Mr. Gao is one of those people to whom Baudelaire was referring when he wrote: “but the true voyagers are only those who depart / for the sake of departure.” His fellow travelers are such figures as Bruce Chatwin and W. G. Sebald: Wunderkammer writers, curators of curiosa. Mr. Gao is a less consistently intelligent writer than either of those two. His great talent is for pictorial pathos, conjuring, in a few brush strokes, scenes of a disproportionately affecting intensity. At one point Gao approaches a boy fishing on the shore of Lake Caohai and gets stuck up to his knees in the mud. The boy runs off, leaving him stranded, unable to move: “On the lonely lake, even the aquatic birds have gone. The dazzling surface of the water imperceptibly grows hazy, twilight emanates from the reeds and the cold rises from underfoot. I am chilled all over, there are no cicadas chirping, no frogs croaking. Can this possibly be the primitive loneliness devoid of all meaning I seek?”

The forces at work here are amassed in a slightly off-balance way, with the irresistible, immense forces of nature–water, night and cold–poised against the small, ridiculous human figure, given, as it were, in a foreground corner of the entire visual field, like the legs of Icarus in Brueghel’s famous painting.
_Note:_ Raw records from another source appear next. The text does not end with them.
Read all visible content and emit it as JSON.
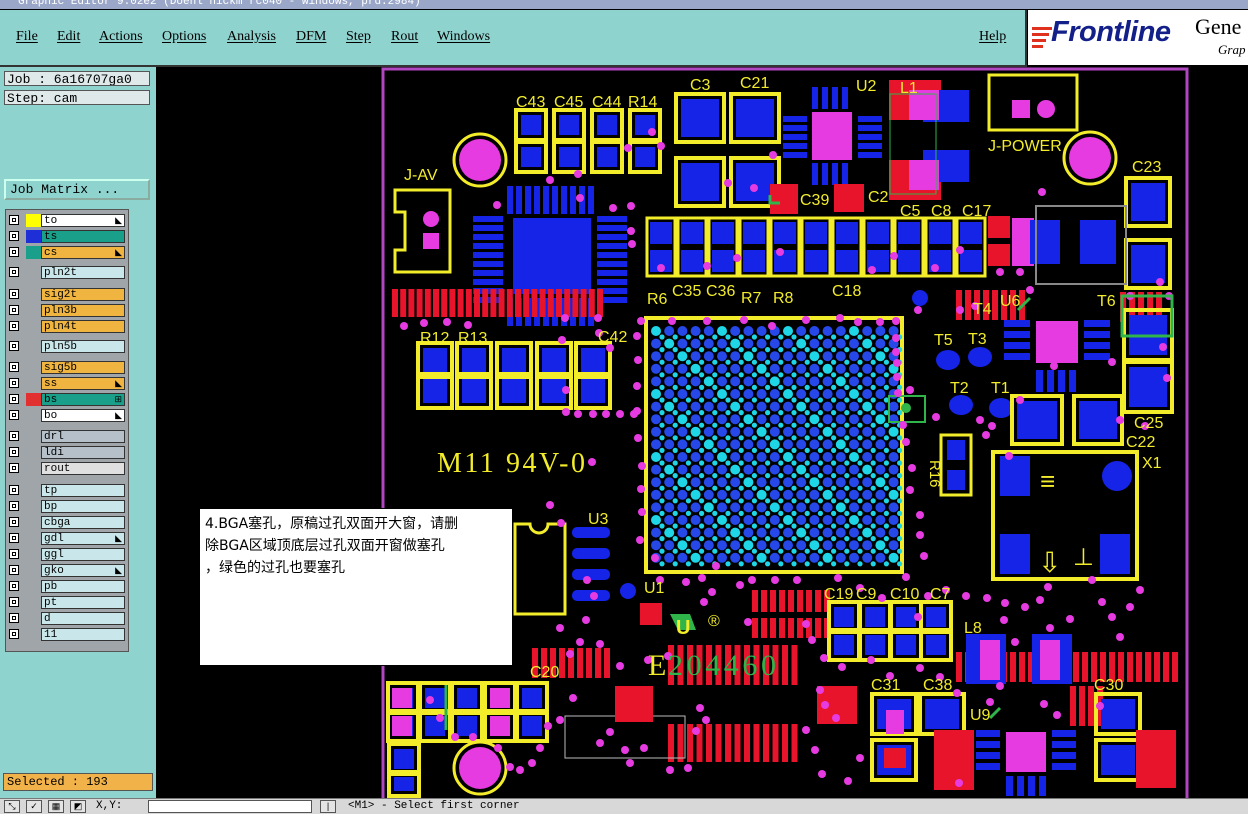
{
  "window": {
    "title": "Graphic Editor 9.02e2 (Doehl nickm rc040 - windows, prd.2984)"
  },
  "menu": {
    "file": "File",
    "edit": "Edit",
    "actions": "Actions",
    "options": "Options",
    "analysis": "Analysis",
    "dfm": "DFM",
    "step": "Step",
    "rout": "Rout",
    "windows": "Windows",
    "help": "Help"
  },
  "logo": {
    "brand": "Frontline",
    "tail1": "Gene",
    "tail2": "Grap"
  },
  "sidebar": {
    "job": "Job : 6a16707ga0",
    "step": "Step: cam",
    "job_matrix": "Job Matrix ...",
    "selected": "Selected : 193",
    "layers": [
      {
        "name": "to",
        "color": "#ffffff",
        "swatch": "#ffff00",
        "mark": "◣"
      },
      {
        "name": "ts",
        "color": "#1aa08a",
        "swatch": "#1f2fd8",
        "mark": ""
      },
      {
        "name": "cs",
        "color": "#f0b440",
        "swatch": "#1aa08a",
        "mark": "◣"
      },
      {
        "name": "pln2t",
        "color": "#c9e7ea",
        "swatch": "",
        "mark": ""
      },
      {
        "name": "sig2t",
        "color": "#f0b440",
        "swatch": "",
        "mark": ""
      },
      {
        "name": "pln3b",
        "color": "#f0b440",
        "swatch": "",
        "mark": ""
      },
      {
        "name": "pln4t",
        "color": "#f0b440",
        "swatch": "",
        "mark": ""
      },
      {
        "name": "pln5b",
        "color": "#c9e7ea",
        "swatch": "",
        "mark": ""
      },
      {
        "name": "sig5b",
        "color": "#f0b440",
        "swatch": "",
        "mark": ""
      },
      {
        "name": "ss",
        "color": "#f0b440",
        "swatch": "",
        "mark": "◣"
      },
      {
        "name": "bs",
        "color": "#1aa08a",
        "swatch": "#e23030",
        "mark": "⊞"
      },
      {
        "name": "bo",
        "color": "#ffffff",
        "swatch": "",
        "mark": "◣"
      },
      {
        "name": "drl",
        "color": "#b5c0c8",
        "swatch": "",
        "mark": ""
      },
      {
        "name": "ldi",
        "color": "#b5c0c8",
        "swatch": "",
        "mark": ""
      },
      {
        "name": "rout",
        "color": "#e0e0e0",
        "swatch": "",
        "mark": ""
      },
      {
        "name": "tp",
        "color": "#c9e7ea",
        "swatch": "",
        "mark": ""
      },
      {
        "name": "bp",
        "color": "#c9e7ea",
        "swatch": "",
        "mark": ""
      },
      {
        "name": "cbga",
        "color": "#c9e7ea",
        "swatch": "",
        "mark": ""
      },
      {
        "name": "gdl",
        "color": "#c9e7ea",
        "swatch": "",
        "mark": "◣"
      },
      {
        "name": "ggl",
        "color": "#c9e7ea",
        "swatch": "",
        "mark": ""
      },
      {
        "name": "gko",
        "color": "#c9e7ea",
        "swatch": "",
        "mark": "◣"
      },
      {
        "name": "pb",
        "color": "#c9e7ea",
        "swatch": "",
        "mark": ""
      },
      {
        "name": "pt",
        "color": "#c9e7ea",
        "swatch": "",
        "mark": ""
      },
      {
        "name": "d",
        "color": "#c9e7ea",
        "swatch": "",
        "mark": ""
      },
      {
        "name": "11",
        "color": "#c9e7ea",
        "swatch": "",
        "mark": ""
      }
    ]
  },
  "pcb": {
    "ref_labels": [
      "C43",
      "C45",
      "C44",
      "R14",
      "C3",
      "C21",
      "U2",
      "L1",
      "J-POWER",
      "J-AV",
      "C23",
      "C39",
      "C2",
      "C5",
      "C8",
      "C17",
      "R6",
      "C35",
      "C36",
      "R7",
      "R8",
      "C18",
      "U6",
      "T4",
      "T6",
      "R12",
      "R13",
      "C42",
      "T5",
      "T3",
      "T2",
      "T1",
      "C25",
      "C22",
      "X1",
      "R16",
      "U3",
      "U1",
      "C19",
      "C9",
      "C10",
      "C7",
      "L8",
      "C31",
      "C38",
      "C30",
      "U9",
      "C20"
    ],
    "marking": "M11 94V-0",
    "ul_number": "E204460",
    "ul_prefix": "E"
  },
  "annotation": {
    "line1": "4.BGA塞孔，原稿过孔双面开大窗，请删",
    "line2": "除BGA区域顶底层过孔双面开窗做塞孔",
    "line3": "，绿色的过孔也要塞孔"
  },
  "statusbar": {
    "coord_label": "X,Y:",
    "prompt": "<M1> - Select first corner"
  }
}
There’s a tradition in Chinese painting of the master painter becoming one with the painting: The T’ang painter Wu Tao-tzu, according to legend, disappeared into the mist of one of his own landscape paintings. Gao’s momentary, absurd plight–actually being sucked into the sensuous texture of the pictorial field–is like the parodic verso of Wu Tao-tzu’s recto: the artist too clumsy to escape from his own picture. But whether you like Mr. Gao’s work depends, I think, on your feeling about that final sentence, which hovers just on the edge of preciosity. It has to work–as it does indeed work for me–as a sort of quavering flute note over the

silence of the cicadas and frogs, breathing on what would otherwise be a completely closed scene, shaking its very composed surface, rendering it at once less beautiful and more human, and bringing us back, with a tug, to the awkward, the imperfect, the living.

Roger Gathman has written for The Economist , The American Scholar and Green Magazine .